The Central Medical Stores Trust (CMST) last Thursday burnt piles of medical drugs in Lilongwe, some of which expired while lying in warehouses.
While sources claimed that tonnes of drugs were silently taken out to be destroyed, CMST spokesperson Herbert Chandilanga said the quantities were not as high as alleged by our sources.
He added that some of the drugs were programme items, which are not directly under CMST the entity keeps them on behalf of specific programmes, such as family planning, tuberculosis and malaria.
But our source claimed that several seven-tonne trucks were used to remove the expired drugs from CMST warehouses in Lilongwe to be destroyed.
“The isolating of items for board off [destroying] was done between February 2014 and October 2016. For Lilongwe it took place on February 7 and 8 2017. While in Blantyre, it was on February 9. In Mzuzu it is yet to take place,” said Chandilanga.
According to Chandilanga, the value of the drugs to be destroyed cumulatively, at national scale, at the last usable date was K436 563 918.53.
He, however, denied that all the drugs that were destroyed had expired, were misprocured or were product of poor stock management, saying there were a number of reasons the drugs had to be destroyed.

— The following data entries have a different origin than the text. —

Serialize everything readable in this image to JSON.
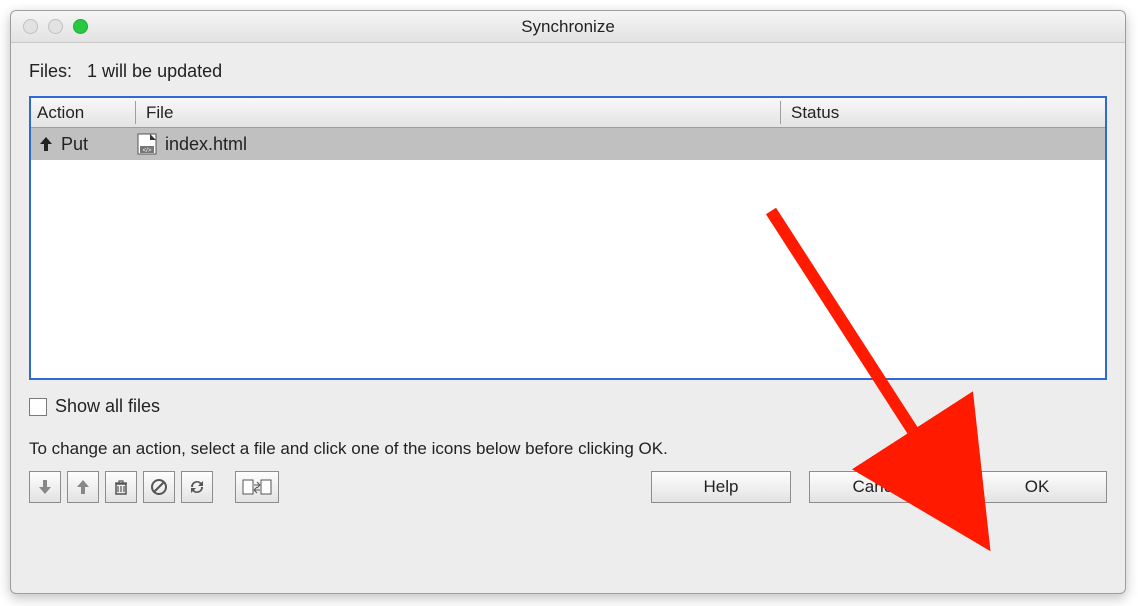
{
  "window": {
    "title": "Synchronize"
  },
  "summary": {
    "label_prefix": "Files:",
    "text": "1 will be updated"
  },
  "columns": {
    "action": "Action",
    "file": "File",
    "status": "Status"
  },
  "rows": [
    {
      "action": "Put",
      "file": "index.html",
      "status": ""
    }
  ],
  "checkbox": {
    "show_all_files_label": "Show all files",
    "checked": false
  },
  "instruction": "To change an action, select a file and click one of the icons below before clicking OK.",
  "toolbarIcons": {
    "get": "get-icon",
    "put": "put-icon",
    "delete": "delete-icon",
    "ignore": "ignore-icon",
    "synchronize": "synchronize-icon",
    "compare": "compare-icon"
  },
  "buttons": {
    "help": "Help",
    "cancel": "Cancel",
    "ok": "OK"
  }
}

“Drugs can be destroyed due to, among other things, strides in healthcare such as hospitals recording no cases for conditions or diseases whose medicines CMST was duly prepared for and had in stock. But also the duplication caused through donations of medicines that CMST already had. Hospitals may not buy from CMST whose stocks have been outmoded by free donated items. This may lead to expiries,” he said.
But a health commentator Maziko Matemba said, among other things, the country needs a clear policy on drug donations, claiming that most drugs that get expired are those that were acquired without planning.
Executive director for Malawi Health Network (Mehn), a grouping of health-based organisations in the country, George Jobe, in a telephone interview yesterday called for change of policy to regulate drug donations and the handling of boarding off of drugs in the country.
“ This is a worrisome development that the country can afford to lose large stockpiles of drugs while people are failing to access the same in various hospitals. Unfortunately, the issue is complex and needs a multisectoral approach. Some drugs are donated six months before they expire, we should not take in drugs that have less than 12 months to go,” said Jobe.
He also called for the decentralisation of boarding off of drugs, saying the current system which is handled at the central level is allowing the accumulation of unwanted drugs to be kept for years inorder to follow laid down procedures.